LHS reunion: Granger grads to meet on opposing sidelines when college hoops tips off

Published 9:15 am Saturday, November 5, 2022

Getting your Trinity Audio player ready...

Georgia State will be opening its new convocation center with a grand unveiling on Monday.

When Georgia State’s women’s basketball hosts Agnes Scott to christen to the new arena, it will likely be a first in LaGrange High School history as two former Granger teammates are set to lock horns as coaches of two prestigious universities. Standing on opposite sidelines leading their respective team of ladies will be Gene Hill — GSU — and Reginald Blackmon — Agnes Scott. 

“This is an exciting opportunity,” Blackmon said. “He has been somebody that I can turn to over the years going through my coaching career. We got lucky and just ran into each other when we were at NC State, and we have stayed in touch over the years.”

“When I was first at NC State, and he was just trying to get into coaching, we talked a lot about different things about basketball and the process,” Hill said. “This is pretty unique.”

Hill — a LHS graduate in ‘92— and Blackmon — a ‘91 Granger graduate — are part of a Granger basketball fraternity that stretches far and wide. On Monday, the two former teammates will get a chance to strategize against each other.

“Reggie and I grew up together and played ball together at LaGrange, but we’ve also stayed in contact over the years,” Hill said. “We have watched each other in our chase and pursuit of becoming coaches. It is pretty neat to get this opportunity. We talk to each other a lot whether it is about the process or just life.”

There is a strong kinship between the two men. While time and distance has taken its toll, the guys can go months without talking to each other and pick up the phone in a moment’s notice to help the other one out. The relationship extends way beyond basketball.

“In the last few years, both of us have unfortunately lost our moms,” Hill said. “Those were also times where we really had to be there for each other.” 

These two former Grangers have morphed from scrappy young boys on the court to leaders and mentors for hundreds, if not thousands, of boys and girls across the years. It all started under the stewardship of former LaGrange coaches Dick Shrewsberry and Russ Wheless. Shrewsberry — a LaGrange legend that coached the Grangers to their only boys basketball state championships in 1963, 1965, and 1977 —  stepped aside. Wheless took over and helped guide these young men in their formative years.

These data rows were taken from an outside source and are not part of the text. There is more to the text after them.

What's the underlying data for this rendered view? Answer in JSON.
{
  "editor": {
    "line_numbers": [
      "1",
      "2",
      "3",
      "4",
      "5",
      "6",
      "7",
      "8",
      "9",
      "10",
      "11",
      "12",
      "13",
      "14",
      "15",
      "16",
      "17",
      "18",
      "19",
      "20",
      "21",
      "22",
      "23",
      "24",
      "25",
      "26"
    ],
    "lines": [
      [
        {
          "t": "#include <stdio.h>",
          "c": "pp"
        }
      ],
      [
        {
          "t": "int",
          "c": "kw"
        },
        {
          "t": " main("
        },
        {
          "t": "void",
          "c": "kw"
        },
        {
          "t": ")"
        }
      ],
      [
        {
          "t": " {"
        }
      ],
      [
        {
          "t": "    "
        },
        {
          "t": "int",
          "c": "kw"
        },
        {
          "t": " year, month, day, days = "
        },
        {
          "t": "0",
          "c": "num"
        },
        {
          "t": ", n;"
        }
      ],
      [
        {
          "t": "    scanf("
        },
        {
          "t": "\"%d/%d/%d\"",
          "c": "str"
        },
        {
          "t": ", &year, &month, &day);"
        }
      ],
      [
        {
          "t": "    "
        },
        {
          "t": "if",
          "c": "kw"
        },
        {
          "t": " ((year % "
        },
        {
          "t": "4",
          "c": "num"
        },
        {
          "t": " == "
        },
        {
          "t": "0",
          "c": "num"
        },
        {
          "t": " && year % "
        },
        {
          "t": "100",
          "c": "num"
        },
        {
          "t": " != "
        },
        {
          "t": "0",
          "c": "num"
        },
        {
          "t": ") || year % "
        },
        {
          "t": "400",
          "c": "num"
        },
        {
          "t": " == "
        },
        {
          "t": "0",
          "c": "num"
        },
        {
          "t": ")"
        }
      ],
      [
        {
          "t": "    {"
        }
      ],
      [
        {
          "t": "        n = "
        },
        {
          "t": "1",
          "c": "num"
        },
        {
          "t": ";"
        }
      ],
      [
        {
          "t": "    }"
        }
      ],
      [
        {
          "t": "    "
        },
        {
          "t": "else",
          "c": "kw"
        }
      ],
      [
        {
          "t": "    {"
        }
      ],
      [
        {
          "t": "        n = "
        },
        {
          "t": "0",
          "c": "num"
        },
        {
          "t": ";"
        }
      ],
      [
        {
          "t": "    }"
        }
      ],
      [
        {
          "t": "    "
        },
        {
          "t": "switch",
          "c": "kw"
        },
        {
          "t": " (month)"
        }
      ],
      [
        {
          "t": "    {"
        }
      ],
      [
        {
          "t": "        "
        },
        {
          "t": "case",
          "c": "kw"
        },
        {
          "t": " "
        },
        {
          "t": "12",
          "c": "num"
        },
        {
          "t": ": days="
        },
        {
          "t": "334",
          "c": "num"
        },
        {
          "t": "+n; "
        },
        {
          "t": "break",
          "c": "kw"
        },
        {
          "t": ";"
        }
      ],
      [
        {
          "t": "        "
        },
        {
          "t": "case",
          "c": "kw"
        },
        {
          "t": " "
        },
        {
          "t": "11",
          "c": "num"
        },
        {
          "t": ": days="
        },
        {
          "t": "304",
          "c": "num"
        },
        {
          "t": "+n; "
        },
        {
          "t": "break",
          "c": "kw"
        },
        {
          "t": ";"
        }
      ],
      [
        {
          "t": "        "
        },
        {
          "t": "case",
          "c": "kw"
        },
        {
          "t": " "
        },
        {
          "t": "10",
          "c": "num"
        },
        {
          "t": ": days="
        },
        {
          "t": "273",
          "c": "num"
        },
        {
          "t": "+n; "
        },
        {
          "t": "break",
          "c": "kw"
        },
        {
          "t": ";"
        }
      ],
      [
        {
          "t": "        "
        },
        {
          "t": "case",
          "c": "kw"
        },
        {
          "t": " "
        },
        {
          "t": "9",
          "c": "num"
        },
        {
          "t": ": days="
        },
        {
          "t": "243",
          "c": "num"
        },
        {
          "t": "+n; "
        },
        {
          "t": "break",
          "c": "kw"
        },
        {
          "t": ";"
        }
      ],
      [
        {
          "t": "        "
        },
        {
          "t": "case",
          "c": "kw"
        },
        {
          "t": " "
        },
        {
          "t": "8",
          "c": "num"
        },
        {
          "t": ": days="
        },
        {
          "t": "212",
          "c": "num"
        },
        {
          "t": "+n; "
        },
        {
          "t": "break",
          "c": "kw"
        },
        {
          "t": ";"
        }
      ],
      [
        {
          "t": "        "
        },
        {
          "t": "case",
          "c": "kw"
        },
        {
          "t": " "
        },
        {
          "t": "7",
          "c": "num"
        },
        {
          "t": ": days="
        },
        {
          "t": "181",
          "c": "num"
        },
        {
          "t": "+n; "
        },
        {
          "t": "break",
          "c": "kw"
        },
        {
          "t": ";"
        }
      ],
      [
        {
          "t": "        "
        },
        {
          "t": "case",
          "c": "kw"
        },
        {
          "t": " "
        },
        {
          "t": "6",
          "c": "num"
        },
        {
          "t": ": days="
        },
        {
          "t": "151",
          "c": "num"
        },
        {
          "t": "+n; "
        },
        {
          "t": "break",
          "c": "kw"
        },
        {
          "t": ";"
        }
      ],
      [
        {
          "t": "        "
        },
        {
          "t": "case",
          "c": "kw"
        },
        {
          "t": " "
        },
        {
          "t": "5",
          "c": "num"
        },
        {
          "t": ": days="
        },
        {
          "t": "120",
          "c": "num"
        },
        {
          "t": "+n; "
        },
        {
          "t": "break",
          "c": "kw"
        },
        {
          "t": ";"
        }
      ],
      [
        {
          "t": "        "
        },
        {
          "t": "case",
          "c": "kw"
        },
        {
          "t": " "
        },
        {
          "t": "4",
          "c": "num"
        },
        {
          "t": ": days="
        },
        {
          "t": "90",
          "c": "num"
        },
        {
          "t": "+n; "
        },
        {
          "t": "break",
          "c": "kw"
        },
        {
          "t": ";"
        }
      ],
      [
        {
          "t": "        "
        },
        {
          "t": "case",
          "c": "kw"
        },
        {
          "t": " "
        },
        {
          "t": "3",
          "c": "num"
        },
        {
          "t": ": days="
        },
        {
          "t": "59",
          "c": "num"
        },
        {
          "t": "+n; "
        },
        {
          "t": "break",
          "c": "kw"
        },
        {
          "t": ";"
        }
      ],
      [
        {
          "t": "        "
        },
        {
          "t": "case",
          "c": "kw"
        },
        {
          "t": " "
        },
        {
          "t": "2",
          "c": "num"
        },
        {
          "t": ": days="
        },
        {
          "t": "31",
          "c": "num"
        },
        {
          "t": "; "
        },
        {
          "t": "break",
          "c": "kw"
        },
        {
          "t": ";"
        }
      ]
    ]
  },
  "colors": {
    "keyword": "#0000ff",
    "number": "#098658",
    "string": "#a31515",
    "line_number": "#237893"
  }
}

“I remember lots of things about both guys,” Wheless said. “Both guys played the same position for me. Both were wings and were different kinds of players and individuals.”

Wheless believes that they would both be three and D players in the modern game of basketball, but did not give them full license to chuck up deep shots back in the early 90s. 

Wheless passed on his experiences and knowledge and seeing these two former players take that knowledge and expand and expound on it is one of the true gifts of being a coach.

“These two guys have gone on to be fine husbands, fathers and great all-around young men,” Wheless said. “You don’t go into coaching thinking about coaching trees, but it tickles me pink to see these young men be so successful.”

The long and winding road leads to Monday night’s showdown. When Blackmon was first introduced to the idea of playing GSU in the opening game of 2022, he jumped on it.

“I want us to really compete and if we really compete, everybody in the building will see what we are made of,” Blackmon said. “College is about the experience, not just playing. This is a big opportunity for the program to play in a Division I school’s new arena. This will be a part of making history, and that’s what I want for the team, to make history.”  

While each team will be going out on the court Monday with thoughts of winning, only one will come out victorious, but the bond between these two exemplary representatives of LaGrange will remain strong regardless of what the final score reads in Atlanta on Monday.   

“He has great values and integrity and treats people right,” Hill said. “A lot of people get into coaching because they think they can make a bunch of money, but that is not why he’s in this game. He is in it for the people.”

Wheless and Hill have crossed paths over the years. While Blackmon and Wheless have messaged back-and-forth, their eyes have not locked since the early 90s. Wheless plans to attend the game on Monday and a reunion 30 years in the making might just play out for two Grangers in Atlanta.

“I didn’t realize he planned to be there, and I have not seen him since I left high school,” Blackmon said with a laugh upon finding out Wheless plans to attend the game. “I’m super excited to see him again. I have chatted with him on Facebook over the years, but I don’t know how I will react when I see him.”

Monday promised to be a sweet reunion for three faithful servants of LaGrange High. While their lives and careers have taken the three men on separate routes, the bond they share is unbreakable by distance or time.

“I had no idea he was getting into coaching, and he had no idea I was back in the day,” Blackmon said. “It wasn’t always his plan, and my plan didn’t alway go the way I thought it would. I wanted to coach but didn’t know it would happen. Hill carries himself with such a strong demeanor and always willing to help regardless of the situation. He’s helped me with so much more than just basketball. He’s helped me with life.”